From P2P Foundation
Jump to navigation Jump to search


Michael Maranda & Tim Rayner:

"The openness meme has gained credibility and vitality in recent years, with an ever increasing range of proponents advancing the cause of open access, architecture, currencies, data, government, hardware, identity, knowledge, media, platforms, protocols, source code, spectrum, and standards. Despite the popularity of the prefix, however, the layeredness of the many open applications remains to be spelled out and connected in a coherent whole. Open Stewardship suggests a synthesis of this field. Open Stewardship is an emergent concept – the product of many projects and reflections that are already bearing independent fruit and need only to be connected as a patterned whole.
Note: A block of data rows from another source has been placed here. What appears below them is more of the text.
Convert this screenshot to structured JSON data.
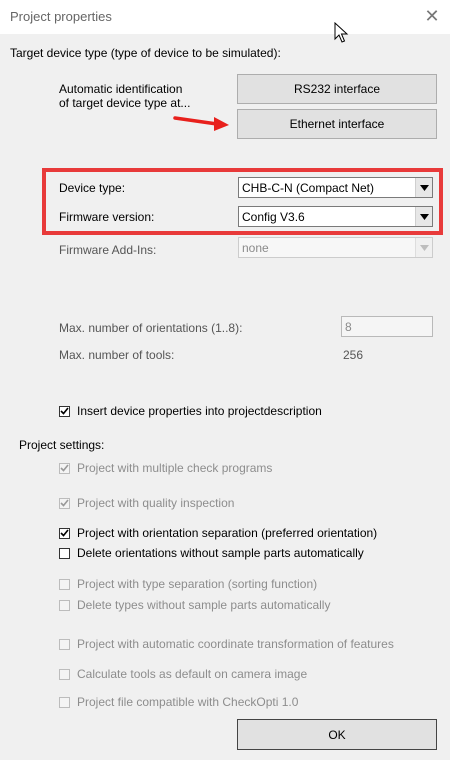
{
  "window": {
    "title": "Project properties"
  },
  "target": {
    "header": "Target device type (type of device to be simulated):",
    "auto_line1": "Automatic identification",
    "auto_line2": "of target device type at...",
    "rs232_label": "RS232 interface",
    "ethernet_label": "Ethernet interface"
  },
  "device": {
    "type_label": "Device type:",
    "type_value": "CHB-C-N (Compact Net)",
    "firmware_label": "Firmware version:",
    "firmware_value": "Config V3.6",
    "addins_label": "Firmware Add-Ins:",
    "addins_value": "none"
  },
  "limits": {
    "orient_label": "Max. number of orientations (1..8):",
    "orient_value": "8",
    "tools_label": "Max. number of tools:",
    "tools_value": "256"
  },
  "insert_props": {
    "label": "Insert device properties into projectdescription",
    "checked": true
  },
  "settings": {
    "header": "Project settings:",
    "items": [
      {
        "label": "Project with multiple check programs",
        "checked": true,
        "enabled": false
      },
      {
        "label": "Project with quality inspection",
        "checked": true,
        "enabled": false
      },
      {
        "label": "Project with orientation separation (preferred orientation)",
        "checked": true,
        "enabled": true
      },
      {
        "label": "Delete orientations without sample parts automatically",
        "checked": false,
        "enabled": true
      },
      {
        "label": "Project with type separation (sorting function)",
        "checked": false,
        "enabled": false
      },
      {
        "label": "Delete types without sample parts automatically",
        "checked": false,
        "enabled": false
      },
      {
        "label": "Project with automatic coordinate transformation of features",
        "checked": false,
        "enabled": false
      },
      {
        "label": "Calculate tools as default on camera image",
        "checked": false,
        "enabled": false
      },
      {
        "label": "Project file compatible with CheckOpti 1.0",
        "checked": false,
        "enabled": false
      }
    ]
  },
  "ok_label": "OK",
  "colors": {
    "highlight": "#e83a3a",
    "arrow": "#e8201c"
  },
  "icons": [
    "close-icon",
    "cursor-icon",
    "dropdown-arrow-icon",
    "checkmark-icon",
    "red-arrow-icon"
  ]
}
Stewardship, as an ethic, implies taking responsibility for and managing a collective resource. Open Stewardship is a way of thinking, acting, and being that invites and facilitates the ongoing care and co-creation of shared resources within complex, fluid environments. These shared resources can be understood in the narrow sense of code, concepts, or designs. Shared resources can be understood in a broader sense to include our environments — both our online environments, and the places we live (our cities, towns,. Finally, our shared resources include our collective social contexts – our groups, organizations, institutions, and networks. Open Stewardship invites and facilitates the care and development of these resources in the context of ever-expanding networks of projects and concerns.
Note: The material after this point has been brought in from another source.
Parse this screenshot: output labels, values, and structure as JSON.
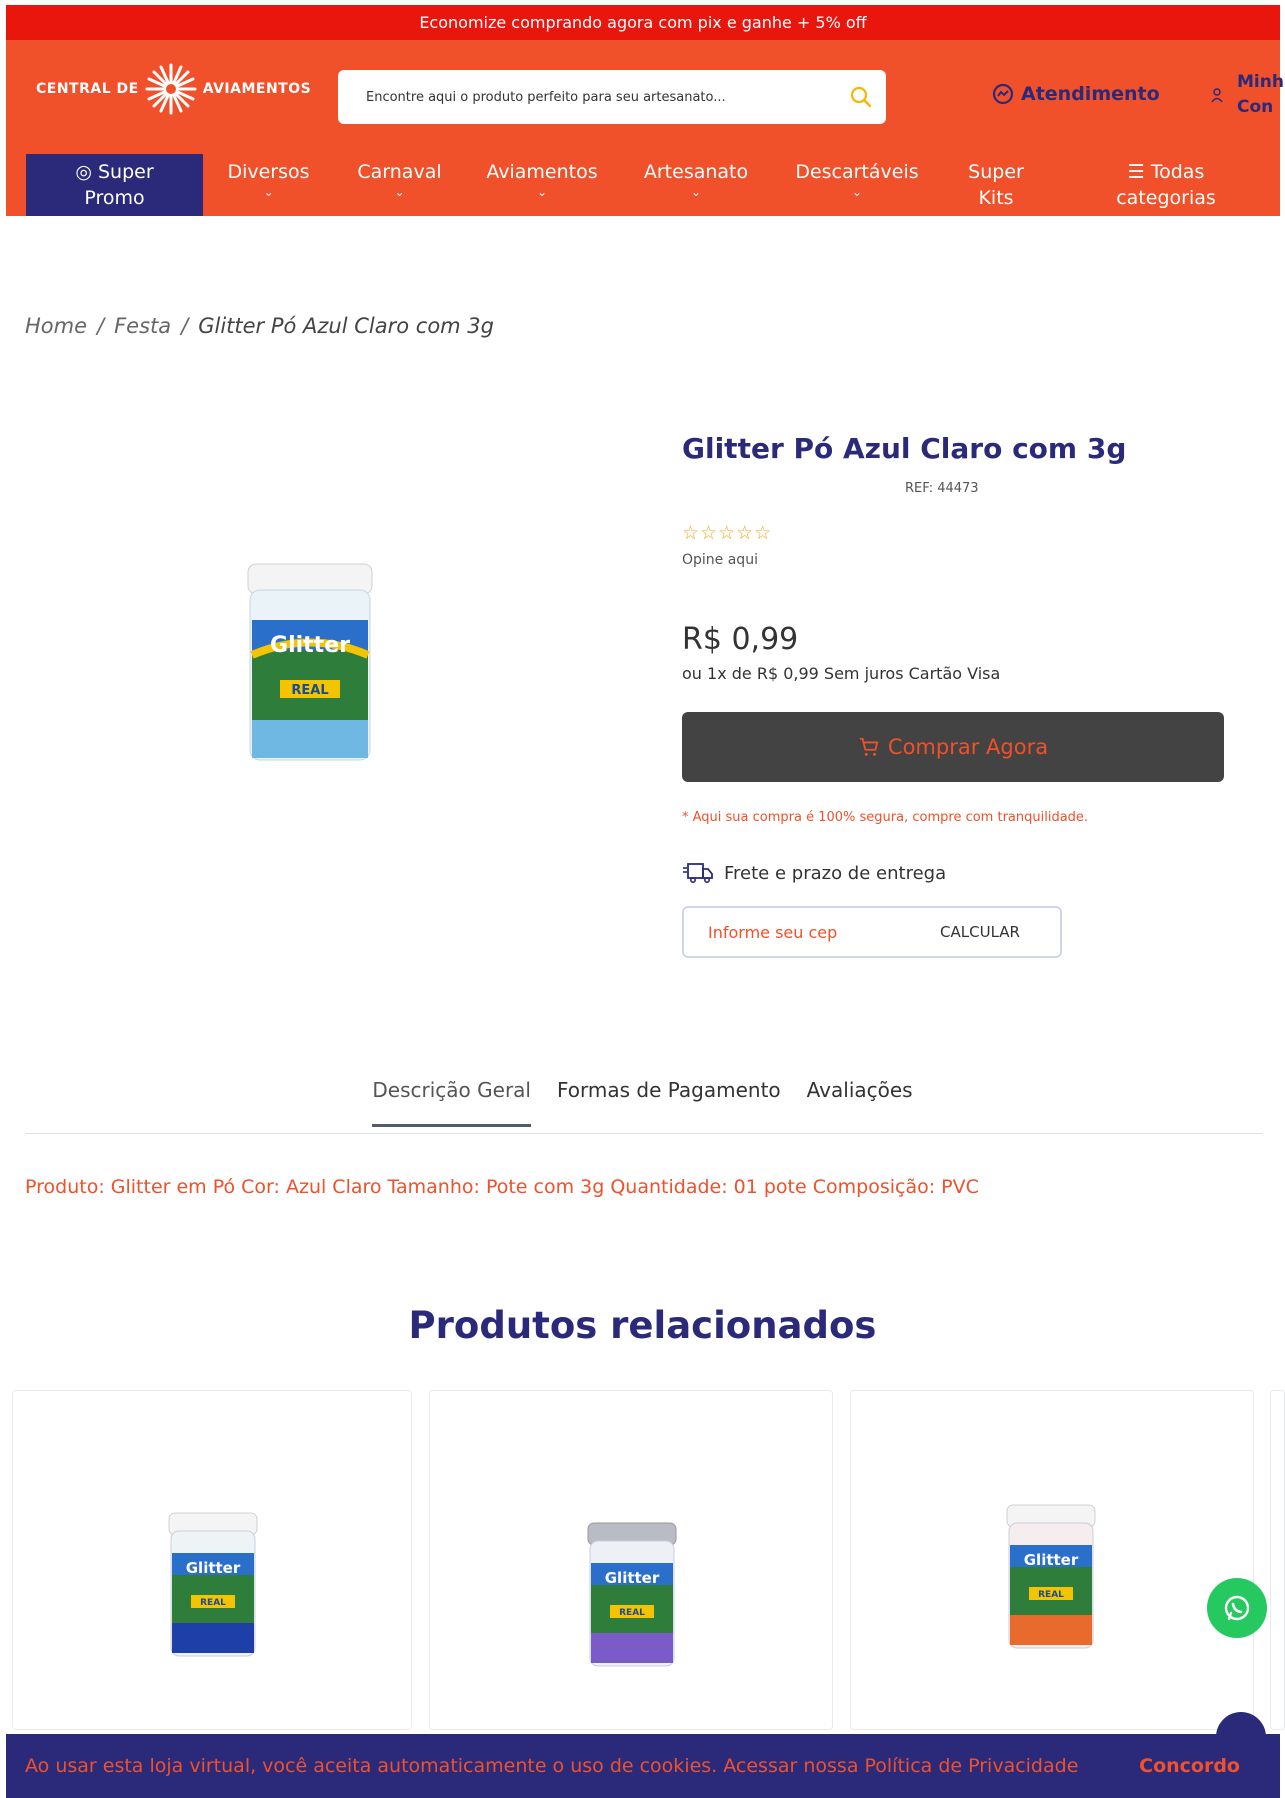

Open Source, Wiki Culture, and Open Space each present challenges of shared stewardship that ultimately orient us to Open Stewardship. It is the abundance of forums, sites and tools that create the need for an integrating model and approach. Projects and wikis proliferate. Unconferences abound. Participants, invitees, and users find themselves struggling to negotiate the explosion of activities, events and initiatives. We offer Open Stewardship as a response to this problem and as a rallying theme for all those dedicated to the many facets of Open Culture. How might we better manage the space between our various activities, events and initiatives? How can we best coordinate diverse efforts and intentions? The Open Stewardship model elicits us to explore working across projects, while opening them to a wider horizon of concerns, and situating them within a field of related efforts. This is our task.

This is just an initial sketch of the Open Stewardship model. There is much more to share. But first we must open the conversation to your intervention." (